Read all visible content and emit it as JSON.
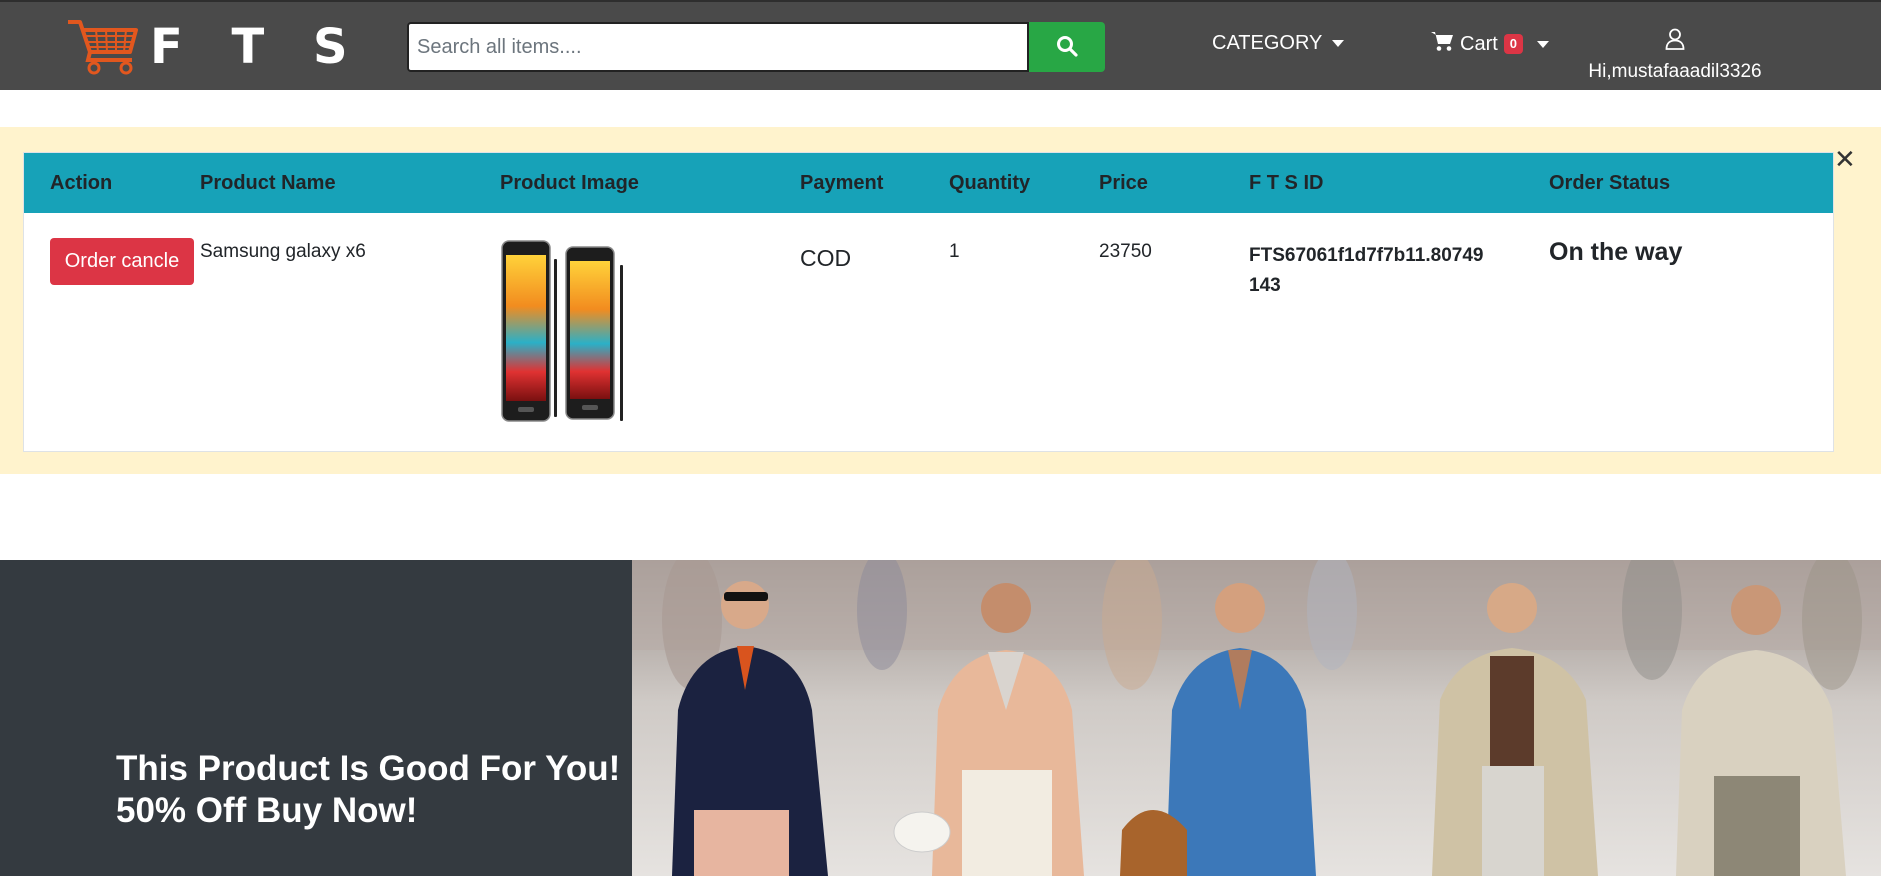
{
  "brand": {
    "name": "F T S",
    "logo_icon": "shopping-cart-logo"
  },
  "search": {
    "placeholder": "Search all items....",
    "value": "",
    "button_icon": "search-icon"
  },
  "nav": {
    "category_label": "CATEGORY",
    "cart_label": "Cart",
    "cart_count": "0",
    "user_greeting": "Hi,mustafaaadil3326"
  },
  "order_table": {
    "headers": [
      "Action",
      "Product Name",
      "Product Image",
      "Payment",
      "Quantity",
      "Price",
      "F T S ID",
      "Order Status"
    ],
    "rows": [
      {
        "action_label": "Order cancle",
        "product_name": "Samsung galaxy x6",
        "payment": "COD",
        "quantity": "1",
        "price": "23750",
        "fts_id_line1": "FTS67061f1d7f7b11.80749",
        "fts_id_line2": "143",
        "status": "On the way"
      }
    ]
  },
  "banner": {
    "line1": "This Product Is Good For You!",
    "line2": "50% Off Buy Now!"
  },
  "colors": {
    "navbar": "#4a4a4a",
    "search_button": "#28a745",
    "table_header": "#17a2b8",
    "alert_bg": "#fff3cd",
    "danger": "#dc3545",
    "banner_dark": "#343a40"
  }
}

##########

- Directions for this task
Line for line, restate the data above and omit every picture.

- Answer box
Read all visible content and emit it as JSON.
{
  "brand": {
    "name": "F T S",
    "logo_icon": "shopping-cart-logo"
  },
  "search": {
    "placeholder": "Search all items....",
    "value": "",
    "button_icon": "search-icon"
  },
  "nav": {
    "category_label": "CATEGORY",
    "cart_label": "Cart",
    "cart_count": "0",
    "user_greeting": "Hi,mustafaaadil3326"
  },
  "order_table": {
    "headers": [
      "Action",
      "Product Name",
      "Product Image",
      "Payment",
      "Quantity",
      "Price",
      "F T S ID",
      "Order Status"
    ],
    "rows": [
      {
        "action_label": "Order cancle",
        "product_name": "Samsung galaxy x6",
        "payment": "COD",
        "quantity": "1",
        "price": "23750",
        "fts_id_line1": "FTS67061f1d7f7b11.80749",
        "fts_id_line2": "143",
        "status": "On the way"
      }
    ]
  },
  "banner": {
    "line1": "This Product Is Good For You!",
    "line2": "50% Off Buy Now!"
  },
  "colors": {
    "navbar": "#4a4a4a",
    "search_button": "#28a745",
    "table_header": "#17a2b8",
    "alert_bg": "#fff3cd",
    "danger": "#dc3545",
    "banner_dark": "#343a40"
  }
}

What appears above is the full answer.